As UN diplomats convened in Bonn, developing nations were baulking at the latest draft of a global climate agreement to be inked in Paris in December, negotiators and experts said.
The five-day session is the last formal parlay before heads of states and ministers gather in the French capital to seal a deal to beat back the threat of global warming and help poor nations cope with its impacts.
Monday (local time) will be the first opportunity for rank-and-file negotiators to weigh in on a new draft by two senior diplomats from Algeria and the United States.
Reactions from developing nations and veteran analysts of the talks, now in their third decade, suggest that sparks will fly at the opening session.
Many countries are likely to insist that deleted passages be restored before the arduous job of line-by-line revisions can even begin.
"The text... cannot be used as a basis for negotiation, as it is unbalanced," the African Group said in a statement released hours before the opening session.
The new draft "does not reflect the African Group positions, and crosses the group's red lines," it said.

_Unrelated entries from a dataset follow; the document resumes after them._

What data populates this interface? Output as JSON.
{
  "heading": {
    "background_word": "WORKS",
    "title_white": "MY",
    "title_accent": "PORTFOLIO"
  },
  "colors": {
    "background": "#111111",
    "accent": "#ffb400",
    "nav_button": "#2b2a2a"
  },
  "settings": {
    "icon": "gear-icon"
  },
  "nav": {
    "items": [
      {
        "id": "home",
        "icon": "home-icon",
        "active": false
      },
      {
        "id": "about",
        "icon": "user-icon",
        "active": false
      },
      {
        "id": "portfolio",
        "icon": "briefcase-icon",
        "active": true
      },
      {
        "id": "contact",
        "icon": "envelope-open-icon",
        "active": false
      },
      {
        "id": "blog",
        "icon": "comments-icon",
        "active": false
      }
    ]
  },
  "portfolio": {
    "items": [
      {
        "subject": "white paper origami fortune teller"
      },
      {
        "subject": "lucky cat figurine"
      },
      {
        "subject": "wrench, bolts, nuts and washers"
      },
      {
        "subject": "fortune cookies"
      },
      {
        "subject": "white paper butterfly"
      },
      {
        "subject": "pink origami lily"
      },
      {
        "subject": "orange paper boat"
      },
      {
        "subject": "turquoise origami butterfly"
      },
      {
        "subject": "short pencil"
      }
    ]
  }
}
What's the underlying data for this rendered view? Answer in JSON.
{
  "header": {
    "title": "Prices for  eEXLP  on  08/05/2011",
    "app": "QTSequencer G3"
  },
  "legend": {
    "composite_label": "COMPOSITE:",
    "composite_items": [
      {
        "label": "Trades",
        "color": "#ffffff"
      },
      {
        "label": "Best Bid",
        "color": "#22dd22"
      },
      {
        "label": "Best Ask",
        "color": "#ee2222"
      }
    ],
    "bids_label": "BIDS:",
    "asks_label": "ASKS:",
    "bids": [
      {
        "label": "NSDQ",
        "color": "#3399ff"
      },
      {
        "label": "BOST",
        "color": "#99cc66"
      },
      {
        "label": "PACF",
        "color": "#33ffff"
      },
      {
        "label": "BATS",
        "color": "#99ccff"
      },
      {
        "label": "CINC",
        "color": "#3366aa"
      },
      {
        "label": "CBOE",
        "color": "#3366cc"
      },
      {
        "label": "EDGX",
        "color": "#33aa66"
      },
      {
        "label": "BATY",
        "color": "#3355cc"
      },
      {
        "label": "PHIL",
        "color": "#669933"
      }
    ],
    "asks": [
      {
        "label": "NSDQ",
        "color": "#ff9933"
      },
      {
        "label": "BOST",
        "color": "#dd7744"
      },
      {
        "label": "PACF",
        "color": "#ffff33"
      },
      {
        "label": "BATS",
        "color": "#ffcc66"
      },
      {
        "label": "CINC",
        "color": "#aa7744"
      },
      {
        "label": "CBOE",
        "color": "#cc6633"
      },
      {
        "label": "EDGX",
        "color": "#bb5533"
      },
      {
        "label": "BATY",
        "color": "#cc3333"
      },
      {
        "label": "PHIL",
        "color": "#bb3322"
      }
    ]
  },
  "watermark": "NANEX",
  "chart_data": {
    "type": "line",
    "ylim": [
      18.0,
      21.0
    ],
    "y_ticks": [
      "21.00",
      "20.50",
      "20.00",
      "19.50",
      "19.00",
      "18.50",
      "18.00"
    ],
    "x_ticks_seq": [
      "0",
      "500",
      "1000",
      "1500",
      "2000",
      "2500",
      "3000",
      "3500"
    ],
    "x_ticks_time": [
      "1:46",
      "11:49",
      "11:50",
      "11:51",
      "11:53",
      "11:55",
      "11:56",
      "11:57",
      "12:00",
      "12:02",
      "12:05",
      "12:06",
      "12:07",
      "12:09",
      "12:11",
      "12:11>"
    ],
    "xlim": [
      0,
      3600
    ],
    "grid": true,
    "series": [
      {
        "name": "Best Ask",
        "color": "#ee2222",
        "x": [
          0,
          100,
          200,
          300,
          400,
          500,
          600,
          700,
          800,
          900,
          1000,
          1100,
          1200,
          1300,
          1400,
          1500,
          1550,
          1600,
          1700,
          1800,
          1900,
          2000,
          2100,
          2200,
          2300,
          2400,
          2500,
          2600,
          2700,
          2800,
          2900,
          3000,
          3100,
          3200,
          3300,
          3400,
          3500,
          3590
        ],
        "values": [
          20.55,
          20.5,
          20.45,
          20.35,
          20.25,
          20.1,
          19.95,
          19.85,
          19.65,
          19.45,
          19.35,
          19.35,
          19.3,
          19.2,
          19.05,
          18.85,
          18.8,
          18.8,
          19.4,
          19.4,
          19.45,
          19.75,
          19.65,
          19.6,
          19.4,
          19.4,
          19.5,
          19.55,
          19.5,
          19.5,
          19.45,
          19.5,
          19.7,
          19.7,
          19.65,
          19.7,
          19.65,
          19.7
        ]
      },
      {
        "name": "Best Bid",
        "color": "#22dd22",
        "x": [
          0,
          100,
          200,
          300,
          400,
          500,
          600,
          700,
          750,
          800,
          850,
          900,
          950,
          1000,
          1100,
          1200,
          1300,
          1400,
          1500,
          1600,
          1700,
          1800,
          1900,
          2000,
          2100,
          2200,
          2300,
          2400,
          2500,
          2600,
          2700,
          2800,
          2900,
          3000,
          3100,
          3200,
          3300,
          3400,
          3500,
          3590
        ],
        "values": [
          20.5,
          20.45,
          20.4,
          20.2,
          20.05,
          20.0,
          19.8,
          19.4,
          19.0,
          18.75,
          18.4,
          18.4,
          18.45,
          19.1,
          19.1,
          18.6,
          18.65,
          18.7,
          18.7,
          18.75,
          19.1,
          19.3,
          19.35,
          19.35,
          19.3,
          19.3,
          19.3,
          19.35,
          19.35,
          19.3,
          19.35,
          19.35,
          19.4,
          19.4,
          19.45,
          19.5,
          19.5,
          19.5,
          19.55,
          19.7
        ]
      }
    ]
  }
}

The African nations' viewpoint is shared by other blocs under the more than 100-strong "G77 plus China" umbrella.
"There is no question that this new text will definitely anger some parties, or all parties in some ways," said Jens Mattias Clausen, a climate change adviser for Greenpeace.
One make-or-break issue is finance.
Rich nations have pledged to mobilise US$100 billion per year from 2020 to help vulnerable countries reduce their greenhouse gas emissions and cope with the impacts of global warming.
Developing nations want firm commitments, not just on the total amount but also where it will come from and what it will be used for.
Another key element that many countries say was sidelined is a timetable for reviewing and ramping up national commitments – submitted ahead of the November 30-December 11 conference – to slash carbon emissions.
The pledges are a key pillar of the agreement, which would take effect in 2020.
Rich countries have acknowledged their historical responsibility for global warming, but insist that rapidly growing economies, among the biggest emitters, need to take on more of the burden.